Microsoft's plans to institute additional fees for developers who submit more than five applications per year to its forthcoming Windows Marketplace for Mobile virtual storefront are coming under new scrutiny after a Twitter post credited to the Windows Mobile team indicates that software upgrades will count as new application submissions. Earlier this month, Microsoft outlined pricing and revenue sharing details for Windows Marketplace for Mobile, which the software giant first announced in February--in exchange for promising developers 70 percent of all revenues, premium and free pricing flexibility, and transparency throughout the certification process, Microsoft said it would charge an annual registration fee of $99 and limit the number of applications that developers can submit per year to just five. Each additional app submission will cost another $99.

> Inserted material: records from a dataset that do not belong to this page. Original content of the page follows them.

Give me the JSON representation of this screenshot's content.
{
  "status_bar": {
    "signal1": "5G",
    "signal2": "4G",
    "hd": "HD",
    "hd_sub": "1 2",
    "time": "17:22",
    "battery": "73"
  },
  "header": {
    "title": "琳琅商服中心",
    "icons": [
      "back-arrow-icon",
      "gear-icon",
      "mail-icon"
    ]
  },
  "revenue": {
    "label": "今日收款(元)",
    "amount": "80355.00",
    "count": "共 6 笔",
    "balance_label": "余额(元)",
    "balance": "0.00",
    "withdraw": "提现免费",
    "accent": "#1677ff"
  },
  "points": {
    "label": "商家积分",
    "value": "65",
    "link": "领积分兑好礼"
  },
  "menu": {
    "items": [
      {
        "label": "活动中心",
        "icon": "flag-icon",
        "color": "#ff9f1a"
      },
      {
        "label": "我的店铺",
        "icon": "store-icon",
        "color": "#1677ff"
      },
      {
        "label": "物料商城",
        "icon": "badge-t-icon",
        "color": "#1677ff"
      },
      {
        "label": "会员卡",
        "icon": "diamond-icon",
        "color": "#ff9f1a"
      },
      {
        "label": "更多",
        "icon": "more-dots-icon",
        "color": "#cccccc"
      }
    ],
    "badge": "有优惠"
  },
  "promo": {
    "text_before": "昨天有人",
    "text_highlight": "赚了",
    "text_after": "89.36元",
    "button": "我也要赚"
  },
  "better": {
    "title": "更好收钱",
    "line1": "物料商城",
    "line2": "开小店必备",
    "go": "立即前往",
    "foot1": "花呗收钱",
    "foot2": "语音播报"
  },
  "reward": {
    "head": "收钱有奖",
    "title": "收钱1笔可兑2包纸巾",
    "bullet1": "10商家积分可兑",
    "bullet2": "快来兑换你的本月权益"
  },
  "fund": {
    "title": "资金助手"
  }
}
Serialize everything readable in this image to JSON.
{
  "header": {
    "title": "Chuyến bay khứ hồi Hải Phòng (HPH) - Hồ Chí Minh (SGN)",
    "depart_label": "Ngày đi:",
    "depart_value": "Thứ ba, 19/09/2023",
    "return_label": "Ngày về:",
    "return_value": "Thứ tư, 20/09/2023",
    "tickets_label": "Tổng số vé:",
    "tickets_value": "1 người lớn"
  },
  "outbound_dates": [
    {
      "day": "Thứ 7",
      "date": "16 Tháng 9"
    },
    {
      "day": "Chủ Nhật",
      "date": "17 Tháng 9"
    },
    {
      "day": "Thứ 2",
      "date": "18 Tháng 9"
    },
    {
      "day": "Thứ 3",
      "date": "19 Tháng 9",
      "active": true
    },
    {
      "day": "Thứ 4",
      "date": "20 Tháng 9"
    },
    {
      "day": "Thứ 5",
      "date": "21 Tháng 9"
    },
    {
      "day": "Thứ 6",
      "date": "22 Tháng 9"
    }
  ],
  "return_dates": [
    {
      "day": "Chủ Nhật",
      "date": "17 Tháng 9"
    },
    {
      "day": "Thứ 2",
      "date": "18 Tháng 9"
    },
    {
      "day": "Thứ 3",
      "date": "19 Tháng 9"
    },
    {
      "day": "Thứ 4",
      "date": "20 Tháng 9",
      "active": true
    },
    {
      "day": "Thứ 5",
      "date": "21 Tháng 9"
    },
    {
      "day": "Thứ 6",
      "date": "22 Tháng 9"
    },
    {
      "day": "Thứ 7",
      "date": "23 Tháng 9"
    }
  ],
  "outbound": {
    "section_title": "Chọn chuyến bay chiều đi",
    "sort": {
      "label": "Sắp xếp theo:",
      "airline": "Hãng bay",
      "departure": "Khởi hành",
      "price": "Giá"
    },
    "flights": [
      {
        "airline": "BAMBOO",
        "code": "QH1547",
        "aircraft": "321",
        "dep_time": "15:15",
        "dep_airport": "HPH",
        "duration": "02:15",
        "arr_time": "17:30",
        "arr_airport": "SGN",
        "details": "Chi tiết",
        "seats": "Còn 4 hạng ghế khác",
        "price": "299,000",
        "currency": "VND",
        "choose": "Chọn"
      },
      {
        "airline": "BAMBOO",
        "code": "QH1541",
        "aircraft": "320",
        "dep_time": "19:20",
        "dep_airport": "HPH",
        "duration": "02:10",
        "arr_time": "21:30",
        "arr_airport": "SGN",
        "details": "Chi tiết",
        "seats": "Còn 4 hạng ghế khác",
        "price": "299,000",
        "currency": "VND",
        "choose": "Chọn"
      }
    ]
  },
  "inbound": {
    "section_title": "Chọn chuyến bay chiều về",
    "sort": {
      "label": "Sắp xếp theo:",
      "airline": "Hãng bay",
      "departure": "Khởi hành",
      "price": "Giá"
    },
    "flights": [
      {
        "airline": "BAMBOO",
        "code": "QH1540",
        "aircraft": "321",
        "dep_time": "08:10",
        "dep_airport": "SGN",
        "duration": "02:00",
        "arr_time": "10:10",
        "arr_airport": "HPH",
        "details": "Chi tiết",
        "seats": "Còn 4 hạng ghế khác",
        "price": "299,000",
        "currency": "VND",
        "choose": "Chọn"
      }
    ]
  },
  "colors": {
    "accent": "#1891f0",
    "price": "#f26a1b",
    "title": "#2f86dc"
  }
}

While the wisdom of the Windows Marketplace policy has been a subject of debate among developers since the submission rules were first announced, the vast majority of programmers assumed Microsoft would only begin assessing additional fees for new and distinct applications beyond the first five apps. But following a Windows Mobile team tweet dated March 20 and reading "through the end of 2009, initial registrants will get 5 free app submissions. Upgrades/updates are new app submissions," blogger Long Zheng--who in September 2008 first identified Microsoft's Windows Marketplace for Mobile plans--subsequently confirmed with company sources that "application updates will count as new application submissions, and therefore will count towards the first five free submissions, or will cost $99 each after that." As Zheng notes, "What this means to developers is that if they submit one application to the marketplace, they have only four opportunities to update that application a year. Whilst most commercial applications do not update as frequently as four times per year, much of the gem that's in the iPhone App Store and on hobbyist WM development sites like XDA-developers are casual projects and receive a flood of updates during its early days as bugs are squashed and polish added."
Zheng adds that Microsoft also will not grant exceptions to the rules for free applications--theoretically meaning some developers could find themselves paying $99 for the privilege of submitting an application that will generate no revenue--and that if an application is rejected, Microsoft will treat a resubmitted version as a brand-new app and charge accordingly. Needless to say, some developers are outraged: "If developers have to pay to apply bug fixes (which in themselves are unlikely to attract additional customers), the chances of even recovering expenses diminish with each fix or enhancement," writes developer Kevin Daly in response to Zheng's post, adding "This is brainless."
For more on the Windows Marketplace for Mobile fees:
- read this I Started Something article